Bitters start with a high-proof alcohol, something like Everclear or a high-proof whiskey or rum. The higher the proof, the more efficient the extraction of flavor will be.
What comes next is up to you. The classic infusions include esoteric-sounding ingredients gentian root, bitter orange peel, cinnamon chips, galangal and cinchona bark. These very bitter plant materials are the main components in something like Angostura. But I quickly learn that you can turn just about anything into a small bottle of potent bitters.
Bryant's own collection, which he creates for fun but not yet officially as part of Haven's bar program, includes a large variety of infusion ingredients: black walnut, strawberry, banana, vanilla bean, hot pepper, dill, lime, grilled pineapple and blood orange.
Story Stuart, who opened St. Petersburg's Story Brooke Craft Coffee Bar in February, even uses bitters in coffee.
Before opening the shop, Stuart was a food and beverage experience manager at Walt Disney World, and she brings a lot of that cocktail knowledge and experimental spirit to her coffee menu. One of her signature drinks, called the Campfire Story, blends sweetened condensed milk with house-made vanilla syrup and chocolate bitters (as well as a bit of smoke and toasted marshmallow garnish for maximum campfire vibes).

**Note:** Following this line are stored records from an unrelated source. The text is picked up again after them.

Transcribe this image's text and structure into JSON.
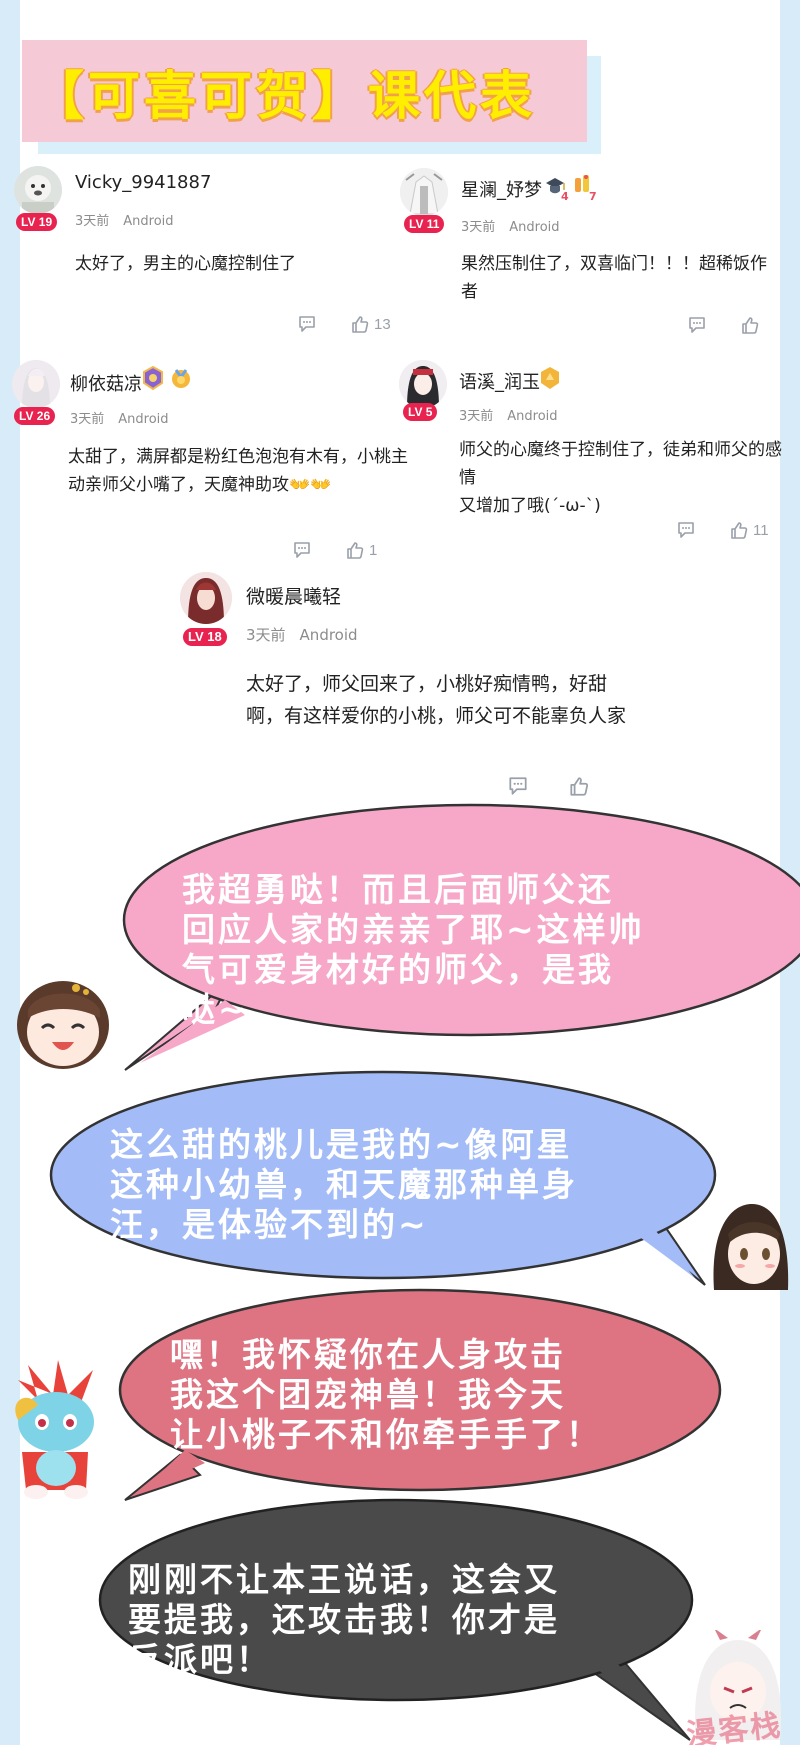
{
  "header": {
    "title": "【可喜可贺】课代表"
  },
  "comments": [
    {
      "username": "Vicky_9941887",
      "level": "LV 19",
      "time": "3天前",
      "platform": "Android",
      "text": "太好了，男主的心魔控制住了",
      "likes": "13"
    },
    {
      "username": "星澜_妤梦",
      "level": "LV 11",
      "time": "3天前",
      "platform": "Android",
      "text": "果然压制住了，双喜临门！！！超稀饭作者",
      "likes": "",
      "medals": [
        "4",
        "7"
      ]
    },
    {
      "username": "柳依菇凉",
      "level": "LV 26",
      "time": "3天前",
      "platform": "Android",
      "text_lines": [
        "太甜了，满屏都是粉红色泡泡有木有，小桃主",
        "动亲师父小嘴了，天魔神助攻👐👐"
      ],
      "likes": "1"
    },
    {
      "username": "语溪_润玉",
      "level": "LV 5",
      "time": "3天前",
      "platform": "Android",
      "text_lines": [
        "师父的心魔终于控制住了，徒弟和师父的感情",
        "又增加了哦(´-ω-`)"
      ],
      "likes": "11"
    },
    {
      "username": "微暖晨曦轻",
      "level": "LV 18",
      "time": "3天前",
      "platform": "Android",
      "text_lines": [
        "太好了，师父回来了，小桃好痴情鸭，好甜",
        "啊，有这样爱你的小桃，师父可不能辜负人家"
      ],
      "likes": ""
    }
  ],
  "bubbles": [
    {
      "lines": [
        "我超勇哒！而且后面师父还",
        "回应人家的亲亲了耶~这样帅",
        "气可爱身材好的师父，是我",
        "哒~"
      ],
      "fill": "#f7a8c8",
      "text_color": "#ffffff"
    },
    {
      "lines": [
        "这么甜的桃儿是我的~像阿星",
        "这种小幼兽，和天魔那种单身",
        "汪，是体验不到的~"
      ],
      "fill": "#a3bcf7",
      "text_color": "#ffffff"
    },
    {
      "lines": [
        "嘿！我怀疑你在人身攻击",
        "我这个团宠神兽！我今天",
        "让小桃子不和你牵手手了！"
      ],
      "fill": "#de7382",
      "text_color": "#ffffff"
    },
    {
      "lines": [
        "刚刚不让本王说话，这会又",
        "要提我，还攻击我！你才是",
        "反派吧！"
      ],
      "fill": "#4a4a4a",
      "text_color": "#ffffff"
    }
  ],
  "watermark": "漫客栈",
  "colors": {
    "level_badge": "#e8234f",
    "title_bg": "#f6c9d6",
    "title_text": "#ffee00",
    "edge": "#d7ecf8"
  }
}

"When I was opening the shop, I knew I wanted to mix bitters with coffee; they just go so well," Stuart says. "It adds a different depth and complexity."
Currently, she's working on a batch of chai bitters, brewing a concoction of spices and alcohol in a large glass jar that she keeps behind the counter. When I stop in one morning to learn more, she opens the lid and lets me smell it. It smells like Christmas — cinnamon and other warm spices — with a potent overtone of alcohol. She mimics the puckering face she made after a recent tasting of the unfinished batch.
Stuart switches out her house-made bitters depending on what kind of drinks she's serving at the moment. These chai bitters will eventually go into a play on dirty chai tea.
"Bitters started off more medicinal, you know, creating tinctures, using different herbs and roots," she says. "But now it's really interesting to taste the flavors of bitters and see how they interact with different things. Really you can take it anywhere, which is why it's so interesting."
Bitters are also increasingly a key component in restaurants and bars that don't sell traditional spirits. Places like the Reading Room in St. Petersburg, which opened earlier this year with a lineup of nonliquor cocktails, mix Tiki Bitters, Peychaud's and more with things like prosecco and vermouth to create cocktails that do not skimp on flavor.
Back at Haven, Bryant opens the small mason jars full of his bitters creations, using an eye dropper to place a couple of drops into my hands and his. He slaps his palms together, rubs them for a few seconds, waves them in the air a couple of times, then holds them up to his face and takes a big whiff.
I do the same thing, and pretty soon we're both inhaling the scent of black walnut, rhubarb, vanilla bean. It's a surprisingly effective way to get the gist of each batch.
He asks me to pick out three flavors, and adds a couple of drops of each to what looks like a glass beaker. After some stirring, we do the palm-smelling test again, and this time the flavors have merged to create an entirely new blend. Bryant calls it Blackberry Cobbler. This is often how it goes with bitters: a little of this, a little of that, and soon you've got something special.
"There's really no rules, the sky's kind of the limit," Bryant says. "As long as the craft cocktail movement stays popular, I think we'll continue to see a huge resurgence in bitters as well. They go so hand in hand, and they're so crucial to each other."
Contact Michelle Stark at firstname.lastname@example.org. Follow @mstark17.